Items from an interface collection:
================================
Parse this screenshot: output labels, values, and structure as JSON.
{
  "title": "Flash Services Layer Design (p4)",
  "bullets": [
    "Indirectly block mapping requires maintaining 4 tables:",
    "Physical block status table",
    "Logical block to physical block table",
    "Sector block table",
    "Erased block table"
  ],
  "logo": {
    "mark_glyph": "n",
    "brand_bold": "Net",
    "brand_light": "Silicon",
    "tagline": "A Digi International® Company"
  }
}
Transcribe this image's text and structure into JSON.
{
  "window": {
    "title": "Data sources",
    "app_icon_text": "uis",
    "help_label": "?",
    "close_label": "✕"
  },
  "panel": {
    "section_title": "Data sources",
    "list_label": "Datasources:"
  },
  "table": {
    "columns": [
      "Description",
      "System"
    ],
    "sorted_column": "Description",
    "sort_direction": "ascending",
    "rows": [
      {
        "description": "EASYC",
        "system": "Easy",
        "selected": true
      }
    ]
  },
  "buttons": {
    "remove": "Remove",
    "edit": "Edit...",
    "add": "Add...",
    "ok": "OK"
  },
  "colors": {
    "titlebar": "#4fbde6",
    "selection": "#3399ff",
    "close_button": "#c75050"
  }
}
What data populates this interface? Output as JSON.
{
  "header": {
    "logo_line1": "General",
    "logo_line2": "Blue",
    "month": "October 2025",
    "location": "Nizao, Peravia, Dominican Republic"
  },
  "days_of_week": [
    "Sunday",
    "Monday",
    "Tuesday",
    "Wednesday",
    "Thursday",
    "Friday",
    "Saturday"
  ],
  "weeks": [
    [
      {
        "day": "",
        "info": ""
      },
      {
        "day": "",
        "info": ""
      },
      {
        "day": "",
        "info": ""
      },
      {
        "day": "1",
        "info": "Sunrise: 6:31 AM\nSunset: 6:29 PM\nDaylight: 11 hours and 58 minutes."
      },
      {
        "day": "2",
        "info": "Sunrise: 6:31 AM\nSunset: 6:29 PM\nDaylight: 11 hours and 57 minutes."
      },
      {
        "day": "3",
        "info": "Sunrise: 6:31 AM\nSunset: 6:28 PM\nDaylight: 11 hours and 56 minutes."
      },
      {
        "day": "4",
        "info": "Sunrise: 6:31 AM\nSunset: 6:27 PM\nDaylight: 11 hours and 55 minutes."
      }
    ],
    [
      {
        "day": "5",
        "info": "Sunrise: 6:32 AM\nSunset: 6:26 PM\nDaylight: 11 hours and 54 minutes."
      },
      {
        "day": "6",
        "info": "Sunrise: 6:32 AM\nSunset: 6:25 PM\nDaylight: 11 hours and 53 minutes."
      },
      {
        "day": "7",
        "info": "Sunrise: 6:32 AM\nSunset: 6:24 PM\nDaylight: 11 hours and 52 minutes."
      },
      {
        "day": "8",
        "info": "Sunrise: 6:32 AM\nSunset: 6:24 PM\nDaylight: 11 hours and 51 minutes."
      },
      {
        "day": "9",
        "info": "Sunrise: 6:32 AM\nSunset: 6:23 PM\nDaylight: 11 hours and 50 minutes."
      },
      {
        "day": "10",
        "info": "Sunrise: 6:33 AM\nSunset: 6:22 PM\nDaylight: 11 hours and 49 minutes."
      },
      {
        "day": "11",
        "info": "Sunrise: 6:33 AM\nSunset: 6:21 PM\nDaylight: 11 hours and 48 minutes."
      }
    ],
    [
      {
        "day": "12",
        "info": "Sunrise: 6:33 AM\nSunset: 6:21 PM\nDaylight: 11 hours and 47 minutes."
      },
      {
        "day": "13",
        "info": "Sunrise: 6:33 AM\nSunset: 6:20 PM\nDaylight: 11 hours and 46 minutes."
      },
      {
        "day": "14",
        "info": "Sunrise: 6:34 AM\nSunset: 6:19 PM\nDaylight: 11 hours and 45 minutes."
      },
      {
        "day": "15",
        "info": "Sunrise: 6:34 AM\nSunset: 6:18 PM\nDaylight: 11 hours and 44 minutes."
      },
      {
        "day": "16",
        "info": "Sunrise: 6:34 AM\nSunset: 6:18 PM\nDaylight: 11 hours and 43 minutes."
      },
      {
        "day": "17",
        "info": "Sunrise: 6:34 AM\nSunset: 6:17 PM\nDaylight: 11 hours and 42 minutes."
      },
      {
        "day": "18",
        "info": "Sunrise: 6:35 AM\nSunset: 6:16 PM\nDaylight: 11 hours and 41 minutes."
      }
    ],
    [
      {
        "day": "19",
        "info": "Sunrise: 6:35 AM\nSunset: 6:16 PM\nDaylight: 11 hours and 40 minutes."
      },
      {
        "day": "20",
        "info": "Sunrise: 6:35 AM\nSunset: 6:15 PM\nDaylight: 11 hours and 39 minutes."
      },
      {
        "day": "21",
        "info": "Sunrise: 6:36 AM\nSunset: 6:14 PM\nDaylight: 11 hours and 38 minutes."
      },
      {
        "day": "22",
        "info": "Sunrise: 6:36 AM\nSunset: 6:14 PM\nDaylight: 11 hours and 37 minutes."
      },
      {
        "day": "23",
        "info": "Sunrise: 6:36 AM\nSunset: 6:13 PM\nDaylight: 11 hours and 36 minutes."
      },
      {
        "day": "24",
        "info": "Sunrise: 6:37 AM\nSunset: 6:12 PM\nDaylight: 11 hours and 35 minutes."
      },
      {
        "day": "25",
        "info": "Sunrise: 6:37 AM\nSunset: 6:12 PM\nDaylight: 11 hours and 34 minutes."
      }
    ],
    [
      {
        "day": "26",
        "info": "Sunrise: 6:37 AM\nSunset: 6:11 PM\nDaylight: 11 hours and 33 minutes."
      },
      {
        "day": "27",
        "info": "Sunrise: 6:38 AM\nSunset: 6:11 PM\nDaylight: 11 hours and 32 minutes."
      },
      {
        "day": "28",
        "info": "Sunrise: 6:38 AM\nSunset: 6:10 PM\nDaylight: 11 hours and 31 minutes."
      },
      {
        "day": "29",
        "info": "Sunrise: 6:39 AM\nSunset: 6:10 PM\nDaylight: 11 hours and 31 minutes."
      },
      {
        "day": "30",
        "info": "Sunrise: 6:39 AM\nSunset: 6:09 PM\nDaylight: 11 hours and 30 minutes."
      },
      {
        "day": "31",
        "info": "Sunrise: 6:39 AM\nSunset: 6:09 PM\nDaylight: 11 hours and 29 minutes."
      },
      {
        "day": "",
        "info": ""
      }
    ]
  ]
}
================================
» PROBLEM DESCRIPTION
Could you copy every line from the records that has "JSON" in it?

» WRITTEN ANSWER
Parse this screenshot: output labels, values, and structure as JSON.
Transcribe this image's text and structure into JSON.
What data populates this interface? Output as JSON.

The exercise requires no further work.